Early in the implementation phase of the project it was decided to incorporate mental health information evenings at a number of the participating clubs. This decision may have been influenced by the positive response to the project of many clubs and a desire to capitalise on the momentum generated by the project. These evening meetings aimed to recognise and publicise those who had been trained in MHFA and were now available as resources for those experiencing mental health difficulties. These meetings aimed to confront the stigma of depression, using a high profile sportsperson speaking of their experience of depression. The late inclusion of these evenings in the project meant that available data on the impact of these sessions were limited. However, the reported observations of key stakeholders suggested that they may have been a valuable component of the project and as such should be investigated in further research.
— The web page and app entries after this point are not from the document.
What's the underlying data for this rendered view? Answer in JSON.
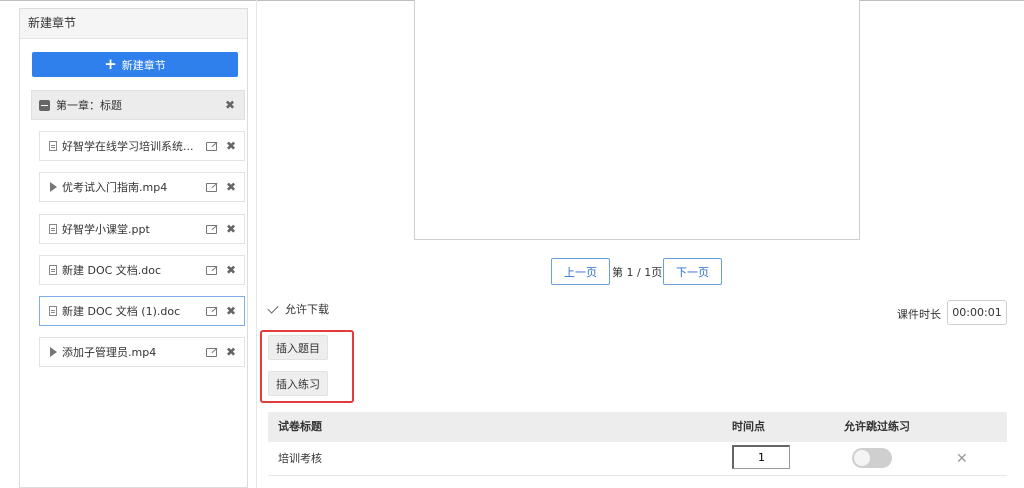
{
  "chapters_panel": {
    "title": "新建章节",
    "new_chapter_label": "新建章节",
    "chapter": {
      "label": "第一章：标题"
    },
    "lessons": [
      {
        "label": "好智学在线学习培训系统...",
        "icon": "file-icon"
      },
      {
        "label": "优考试入门指南.mp4",
        "icon": "play-icon"
      },
      {
        "label": "好智学小课堂.ppt",
        "icon": "file-icon"
      },
      {
        "label": "新建 DOC 文档.doc",
        "icon": "file-icon"
      },
      {
        "label": "新建 DOC 文档 (1).doc",
        "icon": "file-icon",
        "selected": true
      },
      {
        "label": "添加子管理员.mp4",
        "icon": "play-icon"
      }
    ]
  },
  "pager": {
    "prev_label": "上一页",
    "indicator": "第 1 / 1页",
    "next_label": "下一页"
  },
  "options": {
    "allow_download_label": "允许下载",
    "allow_download_checked": true,
    "duration_label": "课件时长",
    "duration_value": "00:00:01"
  },
  "insert": {
    "question_label": "插入题目",
    "exercise_label": "插入练习",
    "highlight_color": "#e23b3b"
  },
  "table": {
    "headers": {
      "title": "试卷标题",
      "time": "时间点",
      "skip": "允许跳过练习"
    },
    "rows": [
      {
        "title": "培训考核",
        "time": "1",
        "skip": false
      }
    ]
  },
  "colors": {
    "accent": "#2f80ed"
  }
}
It is unlikely that such meetings, using the football club as the springboard to support information communication and encouragement of behaviour change (early response to mental health issues) would have the same impact if undertaken in isolation without the priming effect of other aspects of the overall project.
This study was undertaken in a rural area; a number of the findings may be specific to rural settings and possibly less applicable in larger population centres with potentially different dynamics related to the influence of the football club on mental health programs. The high attrition rate of players is a limitation of this study. This attrition meant that detection of significant change in the views of players over the duration of the project was difficult to recognise. Attrition of players from the study may have been less had the project been completed within a single football season.
This study suggests that football clubs may be appropriate social structures to act as the base for initiatives to increase mental health capacity in rural communities. It suggests that football club leaders trained in mental health first aid feel more confident responding to a person who may be experiencing mental ill health. Further investigation of any associated impact upon club players and the wider rural community should be undertaken. It remains unclear if educating and empowering in mental health issues a limited number of sports club leaders empowers others with whom they interact.
The authors declare that they have no competing interests.
DP, TL and JD all contributed to the study conception and implementation. DP and RA contributed to data analysis. DP wrote the initial draft of the paper and RA contributed to manuscript editing. All authors approved the final manuscript.
The funding support by beyondblue for this evaluation of the Coach the Coach project is gratefully acknowledged.